IT engineer James Howells, 36, accidentally binned the hard drive – containing 7,500 Bitcoins – instead of an empty one during an office spring clean in 2013.

The hard drive is now thought to be sitting in a landfill in Newport, and Mr Howells has appealed to the council for permission to search for the storage device – even offering 25 per cent, around £52.5 million, of the value of the Bitcoin – however this was refused.


Bitcoin is a digital form of currency that operates independently of central banking systems and is rather sent directly between owners.

In a bid to carry out his search, Mr Howells has contacted engineers, environmentalists and data recovery experts – including one who worked with NASA.

He said: "I have put together a full consortium of experts in the field to refute all of the claims that the council has said it has concerns over.

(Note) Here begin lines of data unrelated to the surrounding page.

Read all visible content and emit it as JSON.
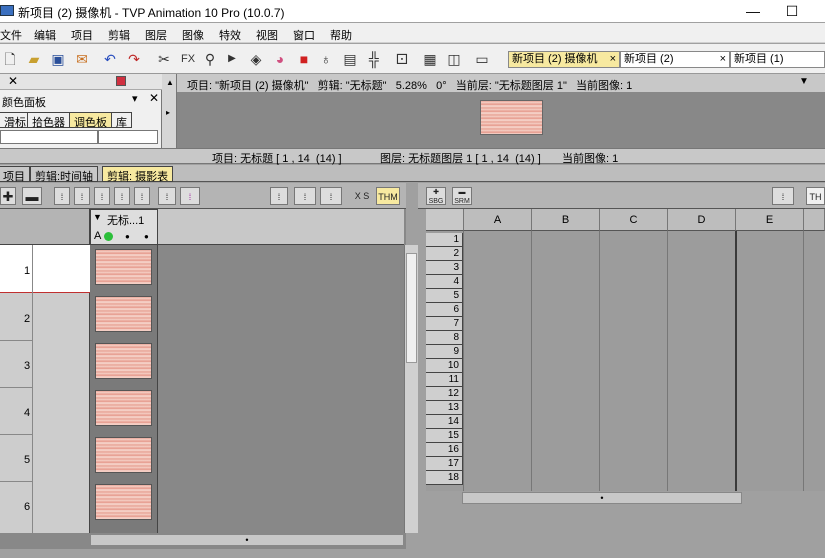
{
  "window": {
    "title": "新项目 (2) 摄像机 - TVP Animation 10 Pro (10.0.7)",
    "minimize": "—",
    "maximize": "☐"
  },
  "menu": [
    "文件",
    "编辑",
    "项目",
    "剪辑",
    "图层",
    "图像",
    "特效",
    "视图",
    "窗口",
    "帮助"
  ],
  "toolbar": {
    "fx_label": "FX",
    "doc_tabs": [
      "新项目 (2) 摄像机",
      "新项目 (2)",
      "新项目 (1)"
    ],
    "tab_close": "×"
  },
  "color_panel": {
    "title": "颜色面板",
    "tabs": [
      "滑标",
      "拾色器",
      "调色板",
      "库"
    ],
    "active_tab": "调色板"
  },
  "camera_bar": {
    "info": "项目: \"新项目 (2) 摄像机\"   剪辑: \"无标题\"   5.28%   0°   当前层: \"无标题图层 1\"   当前图像: 1"
  },
  "status_bar": {
    "project": "项目: 无标题 [ 1 , 14  (14) ]",
    "layer": "图层: 无标题图层 1 [ 1 , 14  (14) ]",
    "image": "当前图像: 1"
  },
  "lower_tabs": [
    "项目",
    "剪辑:时间轴",
    "剪辑: 摄影表"
  ],
  "exposure_sheet": {
    "layer_name": "无标...1",
    "layer_flags": "A",
    "row_labels": [
      "1",
      "2",
      "3",
      "4",
      "5",
      "6"
    ],
    "xs_label": "X S",
    "thm_label": "THM"
  },
  "spreadsheet": {
    "columns": [
      "A",
      "B",
      "C",
      "D",
      "E"
    ],
    "rows": [
      "1",
      "2",
      "3",
      "4",
      "5",
      "6",
      "7",
      "8",
      "9",
      "10",
      "11",
      "12",
      "13",
      "14",
      "15",
      "16",
      "17",
      "18"
    ],
    "toolbar_labels": [
      "SBG",
      "SRM"
    ],
    "thm_label": "TH"
  }
}
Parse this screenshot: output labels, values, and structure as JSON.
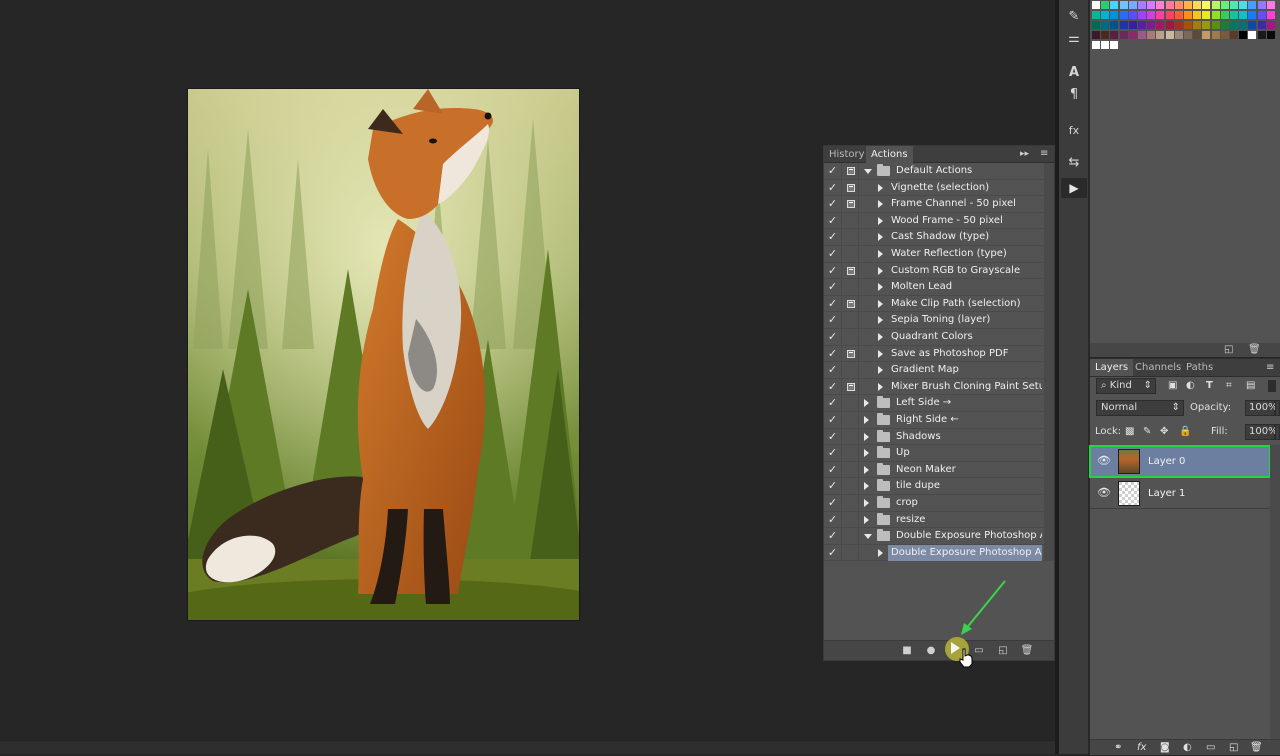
{
  "actions_panel": {
    "tabs": [
      "History",
      "Actions"
    ],
    "active_tab": "Actions",
    "rows": [
      {
        "label": "Default Actions",
        "type": "set",
        "expanded": true,
        "dialog": true,
        "checked": true
      },
      {
        "label": "Vignette (selection)",
        "type": "action",
        "dialog": true,
        "checked": true
      },
      {
        "label": "Frame Channel - 50 pixel",
        "type": "action",
        "dialog": true,
        "checked": true
      },
      {
        "label": "Wood Frame - 50 pixel",
        "type": "action",
        "dialog": false,
        "checked": true
      },
      {
        "label": "Cast Shadow (type)",
        "type": "action",
        "dialog": false,
        "checked": true
      },
      {
        "label": "Water Reflection (type)",
        "type": "action",
        "dialog": false,
        "checked": true
      },
      {
        "label": "Custom RGB to Grayscale",
        "type": "action",
        "dialog": true,
        "checked": true
      },
      {
        "label": "Molten Lead",
        "type": "action",
        "dialog": false,
        "checked": true
      },
      {
        "label": "Make Clip Path (selection)",
        "type": "action",
        "dialog": true,
        "checked": true
      },
      {
        "label": "Sepia Toning (layer)",
        "type": "action",
        "dialog": false,
        "checked": true
      },
      {
        "label": "Quadrant Colors",
        "type": "action",
        "dialog": false,
        "checked": true
      },
      {
        "label": "Save as Photoshop PDF",
        "type": "action",
        "dialog": true,
        "checked": true
      },
      {
        "label": "Gradient Map",
        "type": "action",
        "dialog": false,
        "checked": true
      },
      {
        "label": "Mixer Brush Cloning Paint Setup",
        "type": "action",
        "dialog": true,
        "checked": true
      },
      {
        "label": "Left Side →",
        "type": "set",
        "expanded": false,
        "dialog": false,
        "checked": true
      },
      {
        "label": "Right Side ←",
        "type": "set",
        "expanded": false,
        "dialog": false,
        "checked": true
      },
      {
        "label": "Shadows",
        "type": "set",
        "expanded": false,
        "dialog": false,
        "checked": true
      },
      {
        "label": "Up",
        "type": "set",
        "expanded": false,
        "dialog": false,
        "checked": true
      },
      {
        "label": "Neon Maker",
        "type": "set",
        "expanded": false,
        "dialog": false,
        "checked": true
      },
      {
        "label": "tile dupe",
        "type": "set",
        "expanded": false,
        "dialog": false,
        "checked": true
      },
      {
        "label": "crop",
        "type": "set",
        "expanded": false,
        "dialog": false,
        "checked": true
      },
      {
        "label": "resize",
        "type": "set",
        "expanded": false,
        "dialog": false,
        "checked": true
      },
      {
        "label": "Double Exposure Photoshop Acti...",
        "type": "set",
        "expanded": true,
        "dialog": false,
        "checked": true
      },
      {
        "label": "Double Exposure Photoshop Acti...",
        "type": "action",
        "dialog": false,
        "checked": true,
        "selected": true
      }
    ],
    "footer_icons": [
      "stop-icon",
      "record-icon",
      "play-icon",
      "new-set-icon",
      "new-action-icon",
      "delete-icon"
    ]
  },
  "layers_panel": {
    "tabs": [
      "Layers",
      "Channels",
      "Paths"
    ],
    "active_tab": "Layers",
    "filter_kind": "Kind",
    "blend_mode": "Normal",
    "opacity_label": "Opacity:",
    "opacity_value": "100%",
    "lock_label": "Lock:",
    "fill_label": "Fill:",
    "fill_value": "100%",
    "layers": [
      {
        "name": "Layer 0",
        "selected": true,
        "visible": true
      },
      {
        "name": "Layer 1",
        "selected": false,
        "visible": true
      }
    ]
  },
  "swatch_colors": [
    [
      "#ffffff",
      "#2ecc71",
      "#4ad2ff",
      "#73c2ff",
      "#7aa8ff",
      "#a37eff",
      "#d47cff",
      "#ff80d0",
      "#ff7a9b",
      "#ff8c6b",
      "#ffb050",
      "#ffd75a",
      "#f6f86a",
      "#b6f26c",
      "#6bec7e",
      "#4fe8b2",
      "#47e0e8",
      "#4a9dff",
      "#8f7aff",
      "#ff7ae0"
    ],
    [
      "#00b894",
      "#00b3d6",
      "#0091e6",
      "#2a6bff",
      "#5c4cff",
      "#9a45ff",
      "#d03fe3",
      "#ff3e9f",
      "#ff3f63",
      "#ff5a36",
      "#ff8c1a",
      "#ffc21a",
      "#e7ea1f",
      "#8fe02a",
      "#2fd15a",
      "#16c49c",
      "#10bfc9",
      "#1c78ff",
      "#6a4cff",
      "#ff3ed7"
    ],
    [
      "#006b52",
      "#006a80",
      "#00548a",
      "#1838a6",
      "#3422a3",
      "#5a1ea6",
      "#7e1b8f",
      "#a0185e",
      "#a3183a",
      "#a3301b",
      "#a65310",
      "#a87b0d",
      "#98990e",
      "#5a8f14",
      "#178032",
      "#0a7560",
      "#0a7078",
      "#0d4aa6",
      "#3d2aa6",
      "#a0188a"
    ],
    [
      "#3a1a2a",
      "#4a2a1a",
      "#5a1f3f",
      "#6a2a5a",
      "#8a2a6a",
      "#9a5a8a",
      "#aa7a7a",
      "#baa08a",
      "#c9b9a0",
      "#9a8a7a",
      "#7a6a5a",
      "#5a4a3a",
      "#c49a6a",
      "#a07a4a",
      "#7a5a3a",
      "#5a3a2a",
      "#000000",
      "#ffffff",
      "#1a1a1a",
      "#0a0a0a"
    ],
    [
      "#ffffff",
      "#ffffff",
      "#ffffff"
    ]
  ],
  "strip_icons": [
    "brush-presets-icon",
    "adjust-sliders-icon",
    "character-icon",
    "paragraph-icon",
    "styles-icon",
    "history-brush-icon",
    "actions-play-icon"
  ],
  "canvas": {
    "description": "fox-in-forest"
  }
}
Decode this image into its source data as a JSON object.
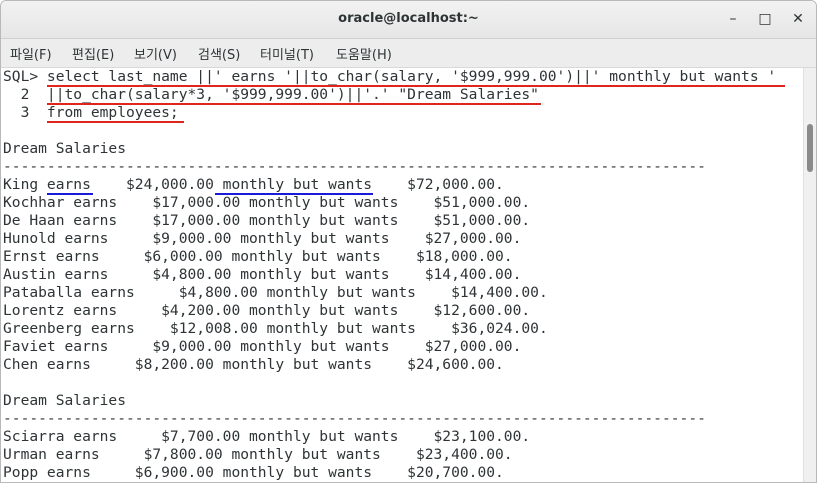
{
  "window": {
    "title": "oracle@localhost:~",
    "minimize_glyph": "–",
    "maximize_glyph": "□",
    "close_glyph": "✕"
  },
  "menu": {
    "items": [
      "파일(F)",
      "편집(E)",
      "보기(V)",
      "검색(S)",
      "터미널(T)",
      "도움말(H)"
    ]
  },
  "terminal": {
    "lines": [
      "SQL> select last_name ||' earns '||to_char(salary, '$999,999.00')||' monthly but wants '",
      "  2  ||to_char(salary*3, '$999,999.00')||'.' \"Dream Salaries\"",
      "  3  from employees;",
      "",
      "Dream Salaries",
      "--------------------------------------------------------------------------------",
      "King earns    $24,000.00 monthly but wants    $72,000.00.",
      "Kochhar earns    $17,000.00 monthly but wants    $51,000.00.",
      "De Haan earns    $17,000.00 monthly but wants    $51,000.00.",
      "Hunold earns     $9,000.00 monthly but wants    $27,000.00.",
      "Ernst earns     $6,000.00 monthly but wants    $18,000.00.",
      "Austin earns     $4,800.00 monthly but wants    $14,400.00.",
      "Pataballa earns     $4,800.00 monthly but wants    $14,400.00.",
      "Lorentz earns     $4,200.00 monthly but wants    $12,600.00.",
      "Greenberg earns    $12,008.00 monthly but wants    $36,024.00.",
      "Faviet earns     $9,000.00 monthly but wants    $27,000.00.",
      "Chen earns     $8,200.00 monthly but wants    $24,600.00.",
      "",
      "Dream Salaries",
      "--------------------------------------------------------------------------------",
      "Sciarra earns     $7,700.00 monthly but wants    $23,100.00.",
      "Urman earns     $7,800.00 monthly but wants    $23,400.00.",
      "Popp earns     $6,900.00 monthly but wants    $20,700.00."
    ]
  },
  "colors": {
    "red_underline": "#e0261b",
    "blue_underline": "#1a1adb",
    "terminal_text": "#2e3436"
  }
}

"I've spoken to data recovery experts who have worked with NASA on the Columbia space shuttle disaster.

"They were able to recover from a shuttle that exploded and they don't seem to think that being at a landfill will be a problem."

Mr Howells has called to meet with council representatives in order to arrange for a feasibility study to be conducted.

He said: "The current valuation is $454 million but around a week ago it was at its peak of $556 million.

"The council say they worry about who will meet the cost if it's not recoverable but all of that would be part of a signed contract.

"I'm asking them for a three-month feasibility study so we could sit down outline our plans and they could put forward their concerns and we can answer them, but they won't give me that."

Mr Howells said the search was expected to take between nine and 12 months, and would be aided by specially employed AI technology.

He said his plan has been backed by hedge funds who are willing to foot the bill for the cost of the search as well as the equipment involved.

Having studied aerial photographs of the site, Mr Howells believes the hard drive is in a 200 metre squared area and could be 15 metres deep.

Newport City Council said Mr Howells had made repeated requests for help - but it was unable to assist him.

A spokeswoman said: "Newport City Council has been contacted a number of times since 2014 about the possibility of retrieving a piece of IT hardware said to contain Bitcoins.

"The first time was several months after Mr Howells first realised the hardware was missing.

"The cost of digging up the landfill, storing and treating the waste could run into millions of pounds - without any guarantee of either finding it or it still being in working order.

"The council has also told Mr Howells on a number of occasions that excavation is not possible under our licencing permit and excavation itself would have a huge environmental impact on the surrounding area.

"Even if we were able to agree to his request, there is the question of who would meet the cost if the hard drive was not found or was damaged to such an extent that the data could not be recovered.

"We have, therefore, been clear that we cannot assist him in this matter."